Georgian Jews and their neighbors, the Mountain Jews, were not that far from Mesopotamia, geographically, but also were not really in significant contact with that hub. So they too belong to none of the major categories, as their distinct foods attest.

So Where Does That Leave Us?

In brief, the foods of the Jews from around the world are endlessly diverse, reflecting our people’s intense diversity. Putting people into boxes is inherently inaccurate (the foods of different parts of Ashkenazi society are very distinct, as are the foods of Sephardic Jews from different regions). So it is bad enough when we rely on two (or even three) massive labels.

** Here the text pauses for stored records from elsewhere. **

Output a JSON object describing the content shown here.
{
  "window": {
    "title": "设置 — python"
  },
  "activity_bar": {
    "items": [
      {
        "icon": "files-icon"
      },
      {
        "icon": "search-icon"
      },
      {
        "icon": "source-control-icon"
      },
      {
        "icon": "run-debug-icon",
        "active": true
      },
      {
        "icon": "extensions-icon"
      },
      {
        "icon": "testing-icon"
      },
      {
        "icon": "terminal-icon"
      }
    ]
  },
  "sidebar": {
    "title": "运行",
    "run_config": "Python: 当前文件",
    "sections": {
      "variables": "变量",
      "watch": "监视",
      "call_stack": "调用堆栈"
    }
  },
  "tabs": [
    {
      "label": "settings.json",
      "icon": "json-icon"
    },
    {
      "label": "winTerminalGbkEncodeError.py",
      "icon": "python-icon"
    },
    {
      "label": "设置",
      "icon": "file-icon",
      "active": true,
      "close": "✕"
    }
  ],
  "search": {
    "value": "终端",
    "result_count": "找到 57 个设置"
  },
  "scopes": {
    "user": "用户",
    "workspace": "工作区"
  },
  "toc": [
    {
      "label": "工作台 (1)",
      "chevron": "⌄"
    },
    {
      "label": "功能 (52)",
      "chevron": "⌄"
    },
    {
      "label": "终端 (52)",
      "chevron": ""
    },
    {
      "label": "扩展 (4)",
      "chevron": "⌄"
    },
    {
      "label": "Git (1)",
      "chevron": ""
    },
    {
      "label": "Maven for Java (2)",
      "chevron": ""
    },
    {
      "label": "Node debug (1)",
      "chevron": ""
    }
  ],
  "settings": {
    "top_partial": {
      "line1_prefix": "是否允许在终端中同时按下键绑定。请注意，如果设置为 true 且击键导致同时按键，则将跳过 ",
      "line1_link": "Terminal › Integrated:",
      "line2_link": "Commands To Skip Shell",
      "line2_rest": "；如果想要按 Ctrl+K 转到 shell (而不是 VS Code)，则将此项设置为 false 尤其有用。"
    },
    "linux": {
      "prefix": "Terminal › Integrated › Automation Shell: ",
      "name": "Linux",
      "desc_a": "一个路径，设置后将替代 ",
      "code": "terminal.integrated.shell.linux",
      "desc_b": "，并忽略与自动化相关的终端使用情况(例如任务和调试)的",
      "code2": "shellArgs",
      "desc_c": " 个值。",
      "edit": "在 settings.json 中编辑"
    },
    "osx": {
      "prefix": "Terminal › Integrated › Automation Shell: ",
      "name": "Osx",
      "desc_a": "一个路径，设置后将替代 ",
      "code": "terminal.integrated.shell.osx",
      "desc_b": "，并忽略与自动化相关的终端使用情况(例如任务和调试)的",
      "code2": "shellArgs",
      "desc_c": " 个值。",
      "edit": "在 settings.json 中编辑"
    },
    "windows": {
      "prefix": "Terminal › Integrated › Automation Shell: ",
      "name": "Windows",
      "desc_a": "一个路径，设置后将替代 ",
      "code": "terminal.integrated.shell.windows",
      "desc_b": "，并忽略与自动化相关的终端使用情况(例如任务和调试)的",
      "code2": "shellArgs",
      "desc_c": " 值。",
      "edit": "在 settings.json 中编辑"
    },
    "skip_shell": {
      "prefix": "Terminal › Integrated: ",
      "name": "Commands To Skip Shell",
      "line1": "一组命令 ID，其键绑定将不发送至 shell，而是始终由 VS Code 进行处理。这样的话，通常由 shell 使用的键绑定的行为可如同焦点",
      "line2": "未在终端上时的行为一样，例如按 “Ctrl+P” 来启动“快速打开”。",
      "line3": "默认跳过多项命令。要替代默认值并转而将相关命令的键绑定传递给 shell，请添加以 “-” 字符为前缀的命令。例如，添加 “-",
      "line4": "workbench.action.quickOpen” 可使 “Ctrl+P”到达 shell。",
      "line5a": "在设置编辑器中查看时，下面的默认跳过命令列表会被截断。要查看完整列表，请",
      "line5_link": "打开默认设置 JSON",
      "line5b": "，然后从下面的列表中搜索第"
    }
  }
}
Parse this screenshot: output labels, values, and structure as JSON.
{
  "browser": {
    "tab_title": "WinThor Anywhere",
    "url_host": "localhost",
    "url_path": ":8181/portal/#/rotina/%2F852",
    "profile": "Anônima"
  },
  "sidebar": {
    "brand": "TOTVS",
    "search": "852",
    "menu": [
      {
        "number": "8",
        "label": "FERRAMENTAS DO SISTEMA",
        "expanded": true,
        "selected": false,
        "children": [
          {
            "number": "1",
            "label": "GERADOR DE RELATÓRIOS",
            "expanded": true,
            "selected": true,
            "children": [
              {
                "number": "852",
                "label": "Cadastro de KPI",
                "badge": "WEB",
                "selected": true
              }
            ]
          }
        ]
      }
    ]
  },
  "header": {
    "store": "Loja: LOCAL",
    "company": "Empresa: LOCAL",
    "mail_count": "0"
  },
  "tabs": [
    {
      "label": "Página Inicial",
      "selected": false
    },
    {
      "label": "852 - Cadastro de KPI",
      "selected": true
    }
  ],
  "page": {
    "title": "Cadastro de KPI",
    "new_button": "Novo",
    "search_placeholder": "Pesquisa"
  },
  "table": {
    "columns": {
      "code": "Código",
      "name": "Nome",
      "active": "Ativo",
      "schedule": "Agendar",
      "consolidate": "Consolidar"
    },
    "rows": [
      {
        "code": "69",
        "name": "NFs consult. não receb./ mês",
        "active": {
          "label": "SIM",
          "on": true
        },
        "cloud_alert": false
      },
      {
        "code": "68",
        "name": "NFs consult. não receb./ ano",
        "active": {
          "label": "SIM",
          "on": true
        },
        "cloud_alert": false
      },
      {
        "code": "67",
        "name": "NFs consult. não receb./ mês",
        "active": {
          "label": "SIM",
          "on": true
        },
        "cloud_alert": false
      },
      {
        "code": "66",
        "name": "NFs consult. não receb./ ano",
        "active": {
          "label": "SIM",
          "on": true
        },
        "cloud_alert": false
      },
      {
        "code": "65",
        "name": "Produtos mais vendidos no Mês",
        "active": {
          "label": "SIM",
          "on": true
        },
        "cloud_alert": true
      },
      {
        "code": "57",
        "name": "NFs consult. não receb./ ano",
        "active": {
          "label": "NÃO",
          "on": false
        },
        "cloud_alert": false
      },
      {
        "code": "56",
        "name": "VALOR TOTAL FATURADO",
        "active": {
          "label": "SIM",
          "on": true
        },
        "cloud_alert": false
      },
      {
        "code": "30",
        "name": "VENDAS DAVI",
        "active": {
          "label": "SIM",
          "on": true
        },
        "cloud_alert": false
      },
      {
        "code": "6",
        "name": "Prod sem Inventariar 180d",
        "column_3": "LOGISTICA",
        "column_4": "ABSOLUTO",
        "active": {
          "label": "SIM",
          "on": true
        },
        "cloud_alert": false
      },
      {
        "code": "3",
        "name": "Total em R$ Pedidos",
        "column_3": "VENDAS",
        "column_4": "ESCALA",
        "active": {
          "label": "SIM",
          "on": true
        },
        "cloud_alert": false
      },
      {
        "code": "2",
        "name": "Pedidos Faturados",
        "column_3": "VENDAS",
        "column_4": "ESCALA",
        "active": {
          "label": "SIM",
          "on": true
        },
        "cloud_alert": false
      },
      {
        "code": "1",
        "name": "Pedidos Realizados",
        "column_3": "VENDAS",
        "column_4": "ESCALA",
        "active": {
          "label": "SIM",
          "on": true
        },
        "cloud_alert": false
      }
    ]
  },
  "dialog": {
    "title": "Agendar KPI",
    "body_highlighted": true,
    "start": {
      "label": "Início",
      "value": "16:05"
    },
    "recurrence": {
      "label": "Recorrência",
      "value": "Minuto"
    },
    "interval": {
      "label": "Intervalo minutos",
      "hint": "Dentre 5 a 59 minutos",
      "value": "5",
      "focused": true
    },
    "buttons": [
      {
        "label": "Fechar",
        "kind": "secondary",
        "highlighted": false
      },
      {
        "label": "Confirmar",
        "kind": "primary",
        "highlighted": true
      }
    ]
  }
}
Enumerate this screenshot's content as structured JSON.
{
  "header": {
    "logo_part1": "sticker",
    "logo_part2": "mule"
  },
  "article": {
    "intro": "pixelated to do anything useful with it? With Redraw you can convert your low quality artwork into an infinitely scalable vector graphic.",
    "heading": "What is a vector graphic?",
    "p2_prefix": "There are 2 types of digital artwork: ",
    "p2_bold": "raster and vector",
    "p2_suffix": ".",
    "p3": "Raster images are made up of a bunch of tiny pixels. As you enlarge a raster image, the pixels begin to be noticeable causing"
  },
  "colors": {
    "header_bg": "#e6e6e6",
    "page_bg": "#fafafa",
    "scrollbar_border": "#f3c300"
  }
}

But when we go so far as to believe that all Jews can be encompassed by two or three categories, we are erasing huge parts of our incredible history as well.

Our diverse foods indicate the incredible diversity of our people. When I tell someone that Georgian Jews are not Ashkenazi, Sephardi, or Mizrachi, I often get the response, “So what are they?” The answer very simply is: they are Georgian Jews. Either we should just refer to all Jews simply as “Jews” or we should get specific about where they all come from, even differentiating within the big categories. And the same, of course holds true for all of the individual foods that each independant community of Jews enjoys.


Leave a Reply

Your email address will not be published. Required fields are marked *